- _Study material_
◆ ◆ ◆ ◆
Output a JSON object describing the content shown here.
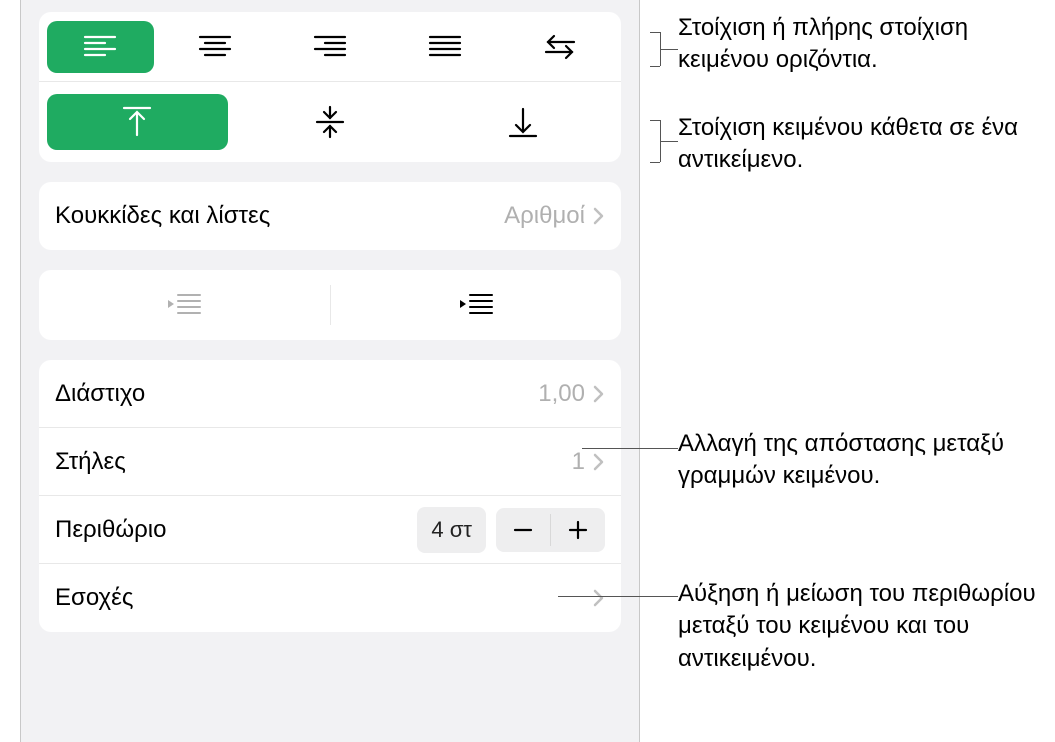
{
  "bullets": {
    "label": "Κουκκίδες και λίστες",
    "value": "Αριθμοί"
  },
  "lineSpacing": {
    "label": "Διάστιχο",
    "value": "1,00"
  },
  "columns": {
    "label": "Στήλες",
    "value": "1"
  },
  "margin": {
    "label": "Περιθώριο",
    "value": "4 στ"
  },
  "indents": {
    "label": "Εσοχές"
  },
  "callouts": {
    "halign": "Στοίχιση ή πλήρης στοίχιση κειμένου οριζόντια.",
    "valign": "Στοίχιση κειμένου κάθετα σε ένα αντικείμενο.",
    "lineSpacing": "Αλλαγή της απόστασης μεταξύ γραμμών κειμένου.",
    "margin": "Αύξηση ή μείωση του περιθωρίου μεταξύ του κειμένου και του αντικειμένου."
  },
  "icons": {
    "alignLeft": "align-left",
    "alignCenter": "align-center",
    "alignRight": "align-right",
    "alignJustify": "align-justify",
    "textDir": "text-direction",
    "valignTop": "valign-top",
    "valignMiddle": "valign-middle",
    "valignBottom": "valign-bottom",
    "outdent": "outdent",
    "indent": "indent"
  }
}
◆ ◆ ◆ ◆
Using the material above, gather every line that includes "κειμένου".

- _Answer area_
    "halign": "Στοίχιση ή πλήρης στοίχιση κειμένου οριζόντια.",
    "valign": "Στοίχιση κειμένου κάθετα σε ένα αντικείμενο.",
    "lineSpacing": "Αλλαγή της απόστασης μεταξύ γραμμών κειμένου.",
    "margin": "Αύξηση ή μείωση του περιθωρίου μεταξύ του κειμένου και του αντικειμένου."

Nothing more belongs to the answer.